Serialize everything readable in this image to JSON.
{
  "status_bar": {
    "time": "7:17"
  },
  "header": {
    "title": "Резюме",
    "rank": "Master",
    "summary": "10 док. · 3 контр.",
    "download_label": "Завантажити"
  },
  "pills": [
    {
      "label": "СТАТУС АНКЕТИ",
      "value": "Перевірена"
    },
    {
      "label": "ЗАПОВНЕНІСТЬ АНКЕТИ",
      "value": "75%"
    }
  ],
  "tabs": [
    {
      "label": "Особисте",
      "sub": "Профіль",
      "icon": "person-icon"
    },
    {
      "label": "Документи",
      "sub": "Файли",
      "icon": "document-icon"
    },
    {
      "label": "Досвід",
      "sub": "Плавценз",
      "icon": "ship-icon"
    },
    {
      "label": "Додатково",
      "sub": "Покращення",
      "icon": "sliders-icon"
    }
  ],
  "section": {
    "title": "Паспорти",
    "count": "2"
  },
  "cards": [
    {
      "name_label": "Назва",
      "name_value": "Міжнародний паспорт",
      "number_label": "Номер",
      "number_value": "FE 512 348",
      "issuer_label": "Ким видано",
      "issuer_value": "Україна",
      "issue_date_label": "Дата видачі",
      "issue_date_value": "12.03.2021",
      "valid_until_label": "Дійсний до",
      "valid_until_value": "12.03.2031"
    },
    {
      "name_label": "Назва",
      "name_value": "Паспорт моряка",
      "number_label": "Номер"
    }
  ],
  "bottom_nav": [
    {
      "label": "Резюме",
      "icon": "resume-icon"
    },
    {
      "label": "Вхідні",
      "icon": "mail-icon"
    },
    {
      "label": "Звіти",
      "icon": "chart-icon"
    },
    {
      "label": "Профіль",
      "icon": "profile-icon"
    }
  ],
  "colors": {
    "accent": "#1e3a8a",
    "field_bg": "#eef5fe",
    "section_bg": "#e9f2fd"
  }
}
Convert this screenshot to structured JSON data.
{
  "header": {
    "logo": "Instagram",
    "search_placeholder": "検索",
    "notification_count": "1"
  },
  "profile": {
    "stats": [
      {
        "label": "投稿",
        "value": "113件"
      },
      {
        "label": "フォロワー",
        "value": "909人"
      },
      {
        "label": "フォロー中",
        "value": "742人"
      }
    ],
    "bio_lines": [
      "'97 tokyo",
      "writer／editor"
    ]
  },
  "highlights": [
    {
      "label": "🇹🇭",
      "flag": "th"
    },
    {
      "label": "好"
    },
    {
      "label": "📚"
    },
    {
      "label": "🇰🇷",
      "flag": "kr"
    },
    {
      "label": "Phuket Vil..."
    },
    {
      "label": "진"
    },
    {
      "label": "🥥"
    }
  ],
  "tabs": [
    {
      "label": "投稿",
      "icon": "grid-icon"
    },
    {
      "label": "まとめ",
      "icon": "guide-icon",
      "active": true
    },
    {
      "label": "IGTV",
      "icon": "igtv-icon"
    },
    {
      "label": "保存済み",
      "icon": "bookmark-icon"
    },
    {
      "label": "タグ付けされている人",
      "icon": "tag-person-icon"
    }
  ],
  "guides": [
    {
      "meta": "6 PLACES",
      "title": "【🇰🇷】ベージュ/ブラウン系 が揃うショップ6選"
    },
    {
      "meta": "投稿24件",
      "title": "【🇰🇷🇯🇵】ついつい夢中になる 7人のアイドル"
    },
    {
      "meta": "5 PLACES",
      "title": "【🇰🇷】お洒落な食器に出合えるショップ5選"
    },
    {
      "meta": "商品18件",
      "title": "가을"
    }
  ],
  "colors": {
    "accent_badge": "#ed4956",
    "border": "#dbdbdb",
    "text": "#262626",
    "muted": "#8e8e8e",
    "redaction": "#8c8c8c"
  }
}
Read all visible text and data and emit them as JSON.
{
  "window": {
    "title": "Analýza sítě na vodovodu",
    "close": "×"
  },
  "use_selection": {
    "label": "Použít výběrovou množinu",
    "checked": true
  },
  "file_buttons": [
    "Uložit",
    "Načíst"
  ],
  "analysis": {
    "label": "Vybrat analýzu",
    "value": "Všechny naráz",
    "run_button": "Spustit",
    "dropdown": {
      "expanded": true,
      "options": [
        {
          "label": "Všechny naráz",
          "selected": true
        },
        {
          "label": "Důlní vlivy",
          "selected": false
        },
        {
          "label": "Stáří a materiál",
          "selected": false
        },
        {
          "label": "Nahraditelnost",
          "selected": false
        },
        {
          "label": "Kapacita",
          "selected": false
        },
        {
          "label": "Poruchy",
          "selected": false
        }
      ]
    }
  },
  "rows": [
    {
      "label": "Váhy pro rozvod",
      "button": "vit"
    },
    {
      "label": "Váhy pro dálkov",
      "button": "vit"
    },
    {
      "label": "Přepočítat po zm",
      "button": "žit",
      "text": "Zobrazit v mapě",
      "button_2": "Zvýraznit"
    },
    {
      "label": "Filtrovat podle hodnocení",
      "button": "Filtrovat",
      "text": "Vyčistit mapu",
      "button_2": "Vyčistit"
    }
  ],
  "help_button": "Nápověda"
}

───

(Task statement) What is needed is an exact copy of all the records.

(Response)
Serialize everything readable in this image to JSON.
{
  "status_bar": {
    "time": "7:17"
  },
  "header": {
    "title": "Резюме",
    "rank": "Master",
    "summary": "10 док. · 3 контр.",
    "download_label": "Завантажити"
  },
  "pills": [
    {
      "label": "СТАТУС АНКЕТИ",
      "value": "Перевірена"
    },
    {
      "label": "ЗАПОВНЕНІСТЬ АНКЕТИ",
      "value": "75%"
    }
  ],
  "tabs": [
    {
      "label": "Особисте",
      "sub": "Профіль",
      "icon": "person-icon"
    },
    {
      "label": "Документи",
      "sub": "Файли",
      "icon": "document-icon"
    },
    {
      "label": "Досвід",
      "sub": "Плавценз",
      "icon": "ship-icon"
    },
    {
      "label": "Додатково",
      "sub": "Покращення",
      "icon": "sliders-icon"
    }
  ],
  "section": {
    "title": "Паспорти",
    "count": "2"
  },
  "cards": [
    {
      "name_label": "Назва",
      "name_value": "Міжнародний паспорт",
      "number_label": "Номер",
      "number_value": "FE 512 348",
      "issuer_label": "Ким видано",
      "issuer_value": "Україна",
      "issue_date_label": "Дата видачі",
      "issue_date_value": "12.03.2021",
      "valid_until_label": "Дійсний до",
      "valid_until_value": "12.03.2031"
    },
    {
      "name_label": "Назва",
      "name_value": "Паспорт моряка",
      "number_label": "Номер"
    }
  ],
  "bottom_nav": [
    {
      "label": "Резюме",
      "icon": "resume-icon"
    },
    {
      "label": "Вхідні",
      "icon": "mail-icon"
    },
    {
      "label": "Звіти",
      "icon": "chart-icon"
    },
    {
      "label": "Профіль",
      "icon": "profile-icon"
    }
  ],
  "colors": {
    "accent": "#1e3a8a",
    "field_bg": "#eef5fe",
    "section_bg": "#e9f2fd"
  }
}
Convert this screenshot to structured JSON data.
{
  "header": {
    "logo": "Instagram",
    "search_placeholder": "検索",
    "notification_count": "1"
  },
  "profile": {
    "stats": [
      {
        "label": "投稿",
        "value": "113件"
      },
      {
        "label": "フォロワー",
        "value": "909人"
      },
      {
        "label": "フォロー中",
        "value": "742人"
      }
    ],
    "bio_lines": [
      "'97 tokyo",
      "writer／editor"
    ]
  },
  "highlights": [
    {
      "label": "🇹🇭",
      "flag": "th"
    },
    {
      "label": "好"
    },
    {
      "label": "📚"
    },
    {
      "label": "🇰🇷",
      "flag": "kr"
    },
    {
      "label": "Phuket Vil..."
    },
    {
      "label": "진"
    },
    {
      "label": "🥥"
    }
  ],
  "tabs": [
    {
      "label": "投稿",
      "icon": "grid-icon"
    },
    {
      "label": "まとめ",
      "icon": "guide-icon",
      "active": true
    },
    {
      "label": "IGTV",
      "icon": "igtv-icon"
    },
    {
      "label": "保存済み",
      "icon": "bookmark-icon"
    },
    {
      "label": "タグ付けされている人",
      "icon": "tag-person-icon"
    }
  ],
  "guides": [
    {
      "meta": "6 PLACES",
      "title": "【🇰🇷】ベージュ/ブラウン系 が揃うショップ6選"
    },
    {
      "meta": "投稿24件",
      "title": "【🇰🇷🇯🇵】ついつい夢中になる 7人のアイドル"
    },
    {
      "meta": "5 PLACES",
      "title": "【🇰🇷】お洒落な食器に出合えるショップ5選"
    },
    {
      "meta": "商品18件",
      "title": "가을"
    }
  ],
  "colors": {
    "accent_badge": "#ed4956",
    "border": "#dbdbdb",
    "text": "#262626",
    "muted": "#8e8e8e",
    "redaction": "#8c8c8c"
  }
}
Read all visible text and data and emit them as JSON.
{
  "window": {
    "title": "Analýza sítě na vodovodu",
    "close": "×"
  },
  "use_selection": {
    "label": "Použít výběrovou množinu",
    "checked": true
  },
  "file_buttons": [
    "Uložit",
    "Načíst"
  ],
  "analysis": {
    "label": "Vybrat analýzu",
    "value": "Všechny naráz",
    "run_button": "Spustit",
    "dropdown": {
      "expanded": true,
      "options": [
        {
          "label": "Všechny naráz",
          "selected": true
        },
        {
          "label": "Důlní vlivy",
          "selected": false
        },
        {
          "label": "Stáří a materiál",
          "selected": false
        },
        {
          "label": "Nahraditelnost",
          "selected": false
        },
        {
          "label": "Kapacita",
          "selected": false
        },
        {
          "label": "Poruchy",
          "selected": false
        }
      ]
    }
  },
  "rows": [
    {
      "label": "Váhy pro rozvod",
      "button": "vit"
    },
    {
      "label": "Váhy pro dálkov",
      "button": "vit"
    },
    {
      "label": "Přepočítat po zm",
      "button": "žit",
      "text": "Zobrazit v mapě",
      "button_2": "Zvýraznit"
    },
    {
      "label": "Filtrovat podle hodnocení",
      "button": "Filtrovat",
      "text": "Vyčistit mapu",
      "button_2": "Vyčistit"
    }
  ],
  "help_button": "Nápověda"
}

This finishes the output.